International oilfield services company Schlumberger announced on Oct. 15 a significant contract award by the Turkish Petroleum Corporation (TPAO or TP) for the engineering, procurement, construction and installation (EPCI) of end-to-end production solutions for the Sakarya Gas Field, Turkey’s largest gas reserve.
The contract is awarded to Schlumberger and Subsea 7, an engineering company registered in Luxembourg and headquartered in London, as part of a consortium.
The integrated project scope will cover subsurface solutions to onshore production, including well completions, subsea production systems (SPS), subsea umbilicals, risers, flowlines (SURF), and an early production facility (EPF), Schlumberger said in a statement.
Schlumberger will deliver the well completions scope and the design, construction and commissioning of the early production facility. The SPS and SURF scope will be delivered by OneSubsea, the subsea technologies, production and processing systems division of Schlumberger, and Subsea 7.
“This end-to-end production solutions contract award demonstrates the confidence placed in our ability to accelerate discovery to first gas and enhance value creation for TP in the Sakarya offshore gas field,” said Donald Ross, the head of production systems at Schlumberger.
“Through open collaboration and by leveraging innovative production solutions, Schlumberger will drive local content value creation and remains committed to supporting Turkey’s energy sector,” he added.
Subsea 7 also confirmed the award of a major contract worth over $750 million by TPAO.
Project management and engineering have already commenced and will be managed from the Subsea 7 office in Istanbul, it said.

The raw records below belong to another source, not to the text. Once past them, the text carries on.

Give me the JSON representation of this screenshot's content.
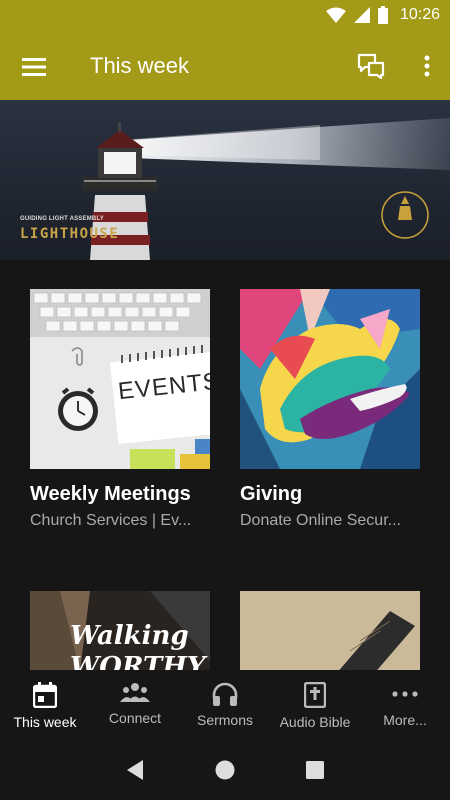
{
  "status_bar": {
    "time": "10:26"
  },
  "app_bar": {
    "title": "This week"
  },
  "banner": {
    "caption": "GUIDING LIGHT ASSEMBLY",
    "word": "LIGHTHOUSE"
  },
  "cards": [
    {
      "title": "Weekly Meetings",
      "subtitle": "Church Services | Ev...",
      "image_text": "EVENTS"
    },
    {
      "title": "Giving",
      "subtitle": "Donate Online Secur..."
    },
    {
      "image_text": "Walking WORTHY"
    },
    {}
  ],
  "bottom_nav": [
    {
      "label": "This week",
      "icon": "calendar-icon"
    },
    {
      "label": "Connect",
      "icon": "people-icon"
    },
    {
      "label": "Sermons",
      "icon": "headphones-icon"
    },
    {
      "label": "Audio Bible",
      "icon": "bible-icon"
    },
    {
      "label": "More...",
      "icon": "more-horizontal-icon"
    }
  ],
  "colors": {
    "app_bar": "#A39A17",
    "background": "#161616"
  }
}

“Subsea 7 looks forward to building a long-term relationship with Turkish Petroleum and to making a significant contribution to the development and growth of the Turkish energy industry,” said John Evans, the chief executive officer of Subsea 7.
The Sakarya Gas Field represents the largest ever gas reserve discovered in Turkey. The subsea development will be located approximately 100 nautical miles into the Black Sea.
The scope of work comprises the EPCI of the subsea pipelines and associated equipment to connect the subsea wells in approximately 2,000 meters of water depth to the EPF.
Turkey’s largest gas find, which reached 405 billion cubic meters (bcm), was discovered by drillship Fatih last year.
In June, Turkey announced a second discovery of 135 bcm, bringing the cumulative gas discovery total to 540 bcm.
Energy and Natural Resources Minister Fatih Dönmez previously said the maximum annual production from the field could range between 15 and 20 bcm, corresponding to around 30 percent of the country’s yearly gas consumption, which reached 48.2 bcm in 2020.
Turkey’s new gas discovery could alleviate its gas import dependence, 48 bcm of which mainly comes from Russia, Azerbaijan and Iran via pipelines along with liquefied natural gas from several countries, including Nigeria, Algeria and the United States.
In recent years, Turkey has paid approximately $12 billion for natural gas imports
The first production from the Sakarya field is forecast to start by 2023.
Hurriyet Daily News